[3] Rebecca Anne Goetz, The Baptism of Early Virginia: How Christianity Created Race (Johns Hopkins University Press, 2012): 3, 172.

[4] Letter from Phillis Wheatley to Obour Tanner, 19 July 1772. Upham Hugh Clark Collection. Massachusetts Historical Society.

[5] Jupiter Hammon, An Address to Negroes in the State of New-York (1787): 7.

[6] Hammon, Address, 7.


Monday, March 16, 2015

From the Piscataqua to the Packnam:
Portsmouth in the East Indies Trade

A Preview of my upcoming talk at the Portsmouth Athenaeum
18 March 2015


     When we think of America’s first encounters on the world stage, when we read about the first Americans in the Old China Trade and the Indies Trade, the names of seaports such as Salem and Boston, Philadelphia and New York come to mind.  We recall the first voyage, that of the Empress of China from New York to Canton in 1784 and that of the United States from Philadelphia to India the same year.  Yet, more modest ports played an important if forgotten role, as well, and Portsmouth was one of these.  In fact, Portsmouth men were among the first Americans to sail to the East, its merchants went on to trade in Zanzibar and collect otters pelts along the Northwest Coast, and its female missionaries are buried in Macao’s Protestant Cemetery.  One Portsmouth man claimed unknown islands in the Pacific, another negotiated the first treaties with Siam (Thailand) and Muscat (Oman) and laid down plans for the first US treaties with Vietnam and Japan, and another exchanged Indian opium for Canton’s teas, silks, and porcelain. 

     Where do we find the historical clues?  Combing through hoary libraries and archives, like the Portsmouth Athenaeum, we may happen on obscure references and curious hints.  I encountered one of these tantalizing clues a couple of years ago and became intrigued.  In the pages of a dusty volume entitled A Narrative of Voyages and Travels in the Northern and Southern Hemispheres: Comprising Three Voyages Round the World; together with a Voyage of Survey and Discovery, in the Pacific Ocean and Oriental Islands, published in Boston in 1817, its author, Amasa Delano inserted a tantalizing chart.  Delano was describing his first voyage to the East, aboard the ship Massachusetts, in 1790. 

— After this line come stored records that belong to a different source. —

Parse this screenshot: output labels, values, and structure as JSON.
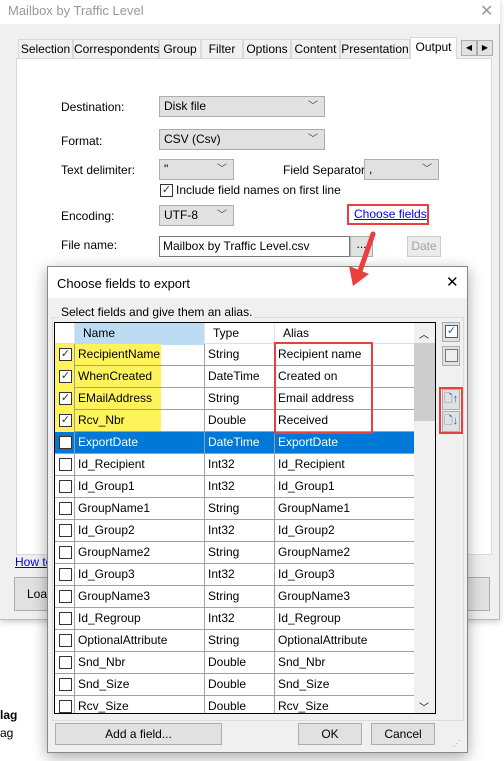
{
  "window": {
    "title": "Mailbox by Traffic Level"
  },
  "tabs": [
    {
      "label": "Selection"
    },
    {
      "label": "Correspondents"
    },
    {
      "label": "Group"
    },
    {
      "label": "Filter"
    },
    {
      "label": "Options"
    },
    {
      "label": "Content"
    },
    {
      "label": "Presentation"
    },
    {
      "label": "Output",
      "selected": true
    }
  ],
  "output": {
    "destination_label": "Destination:",
    "destination": "Disk file",
    "format_label": "Format:",
    "format": "CSV (Csv)",
    "text_delimiter_label": "Text delimiter:",
    "text_delimiter": "\"",
    "field_separator_label": "Field Separator:",
    "field_separator": ",",
    "include_names_label": "Include field names on first line",
    "include_names_checked": true,
    "encoding_label": "Encoding:",
    "encoding": "UTF-8",
    "choose_fields_link": "Choose fields",
    "file_name_label": "File name:",
    "file_name": "Mailbox by Traffic Level.csv",
    "browse_label": "...",
    "date_label": "Date",
    "how_to_link": "How to",
    "load_button": "Load"
  },
  "background_text": [
    "lag",
    "ag"
  ],
  "dialog": {
    "title": "Choose fields to export",
    "group_label": "Select fields and give them an alias.",
    "columns": [
      "Name",
      "Type",
      "Alias"
    ],
    "rows": [
      {
        "checked": true,
        "name": "RecipientName",
        "type": "String",
        "alias": "Recipient name"
      },
      {
        "checked": true,
        "name": "WhenCreated",
        "type": "DateTime",
        "alias": "Created on"
      },
      {
        "checked": true,
        "name": "EMailAddress",
        "type": "String",
        "alias": "Email address"
      },
      {
        "checked": true,
        "name": "Rcv_Nbr",
        "type": "Double",
        "alias": "Received"
      },
      {
        "checked": false,
        "name": "ExportDate",
        "type": "DateTime",
        "alias": "ExportDate",
        "selected": true
      },
      {
        "checked": false,
        "name": "Id_Recipient",
        "type": "Int32",
        "alias": "Id_Recipient"
      },
      {
        "checked": false,
        "name": "Id_Group1",
        "type": "Int32",
        "alias": "Id_Group1"
      },
      {
        "checked": false,
        "name": "GroupName1",
        "type": "String",
        "alias": "GroupName1"
      },
      {
        "checked": false,
        "name": "Id_Group2",
        "type": "Int32",
        "alias": "Id_Group2"
      },
      {
        "checked": false,
        "name": "GroupName2",
        "type": "String",
        "alias": "GroupName2"
      },
      {
        "checked": false,
        "name": "Id_Group3",
        "type": "Int32",
        "alias": "Id_Group3"
      },
      {
        "checked": false,
        "name": "GroupName3",
        "type": "String",
        "alias": "GroupName3"
      },
      {
        "checked": false,
        "name": "Id_Regroup",
        "type": "Int32",
        "alias": "Id_Regroup"
      },
      {
        "checked": false,
        "name": "OptionalAttribute",
        "type": "String",
        "alias": "OptionalAttribute"
      },
      {
        "checked": false,
        "name": "Snd_Nbr",
        "type": "Double",
        "alias": "Snd_Nbr"
      },
      {
        "checked": false,
        "name": "Snd_Size",
        "type": "Double",
        "alias": "Snd_Size"
      },
      {
        "checked": false,
        "name": "Rcv_Size",
        "type": "Double",
        "alias": "Rcv_Size"
      }
    ],
    "add_field_button": "Add a field...",
    "ok_button": "OK",
    "cancel_button": "Cancel"
  },
  "colors": {
    "highlight": "#fff35c",
    "annotation": "#e8403f",
    "selection": "#0078d7",
    "header_sorted": "#bcdcf4"
  }
}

     Amidst the names of men from Boston, England, Ireland and Sweden, men who survived and men who “died at Canton” and “died at Macao” and men lost overboard or captured by pirates, we notice names of five Portsmouth mariners:

Charles Treadwell                       
Joseph Gruard
Thomas Lunt
Andrew Tombs
Humphrey Chadburn 
     On the next page, an unnamed seaman, “Drowned off Java Head, in 1790,” also from Portsmouth:

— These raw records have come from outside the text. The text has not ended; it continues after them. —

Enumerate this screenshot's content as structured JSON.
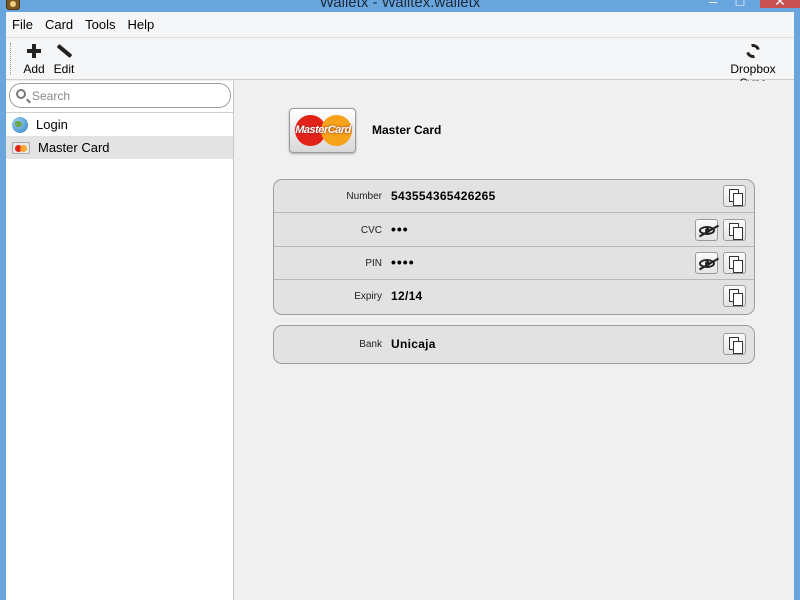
{
  "window": {
    "title": "Walletx - Walltex.walletx"
  },
  "menubar": {
    "items": [
      "File",
      "Card",
      "Tools",
      "Help"
    ]
  },
  "toolbar": {
    "add_label": "Add",
    "edit_label": "Edit",
    "sync_label": "Dropbox Sync"
  },
  "sidebar": {
    "search_placeholder": "Search",
    "items": [
      {
        "label": "Login",
        "icon": "globe-icon"
      },
      {
        "label": "Master Card",
        "icon": "mastercard-icon",
        "selected": true
      }
    ]
  },
  "card": {
    "name": "Master Card",
    "logo_text": "MasterCard",
    "fields": [
      {
        "label": "Number",
        "value": "543554365426265",
        "actions": [
          "copy"
        ]
      },
      {
        "label": "CVC",
        "value": "•••",
        "actions": [
          "reveal",
          "copy"
        ]
      },
      {
        "label": "PIN",
        "value": "••••",
        "actions": [
          "reveal",
          "copy"
        ]
      },
      {
        "label": "Expiry",
        "value": "12/14",
        "actions": [
          "copy"
        ]
      }
    ],
    "extra_fields": [
      {
        "label": "Bank",
        "value": "Unicaja",
        "actions": [
          "copy"
        ]
      }
    ]
  },
  "colors": {
    "titlebar": "#6aa6de",
    "mastercard_red": "#e2231a",
    "mastercard_orange": "#f7a21b",
    "close_button": "#c75050"
  }
}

            Intrigued, we peruse Delano’s book, and we find more familiar names:

     The first mate was another Portsmouth man named Josiah Roberts.  He “died at River La Plate in 1810 or 1811.”  The third mate was Jeremiah Parker of Portsmouth; he “died on homeward passage and thrown overboard.”

            What this suggests is that Portsmouth men were active in the early Indies trade.  But, we are left with more questions: Principally, who were these people?  What happened to them?  And, were there others?

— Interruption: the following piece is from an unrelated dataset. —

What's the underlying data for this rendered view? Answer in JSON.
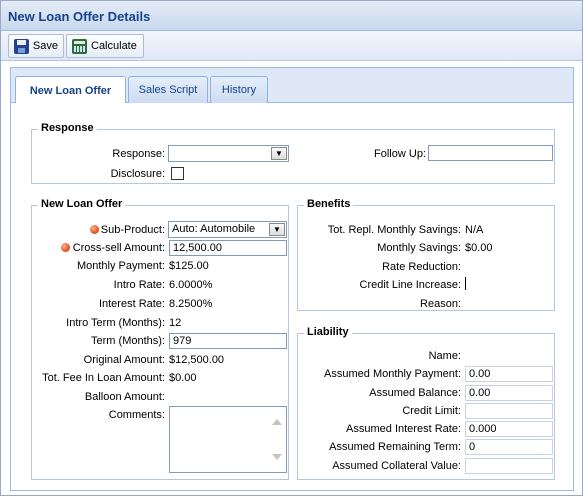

For more information about the talk, see the Portsmouth Athenaeum web site: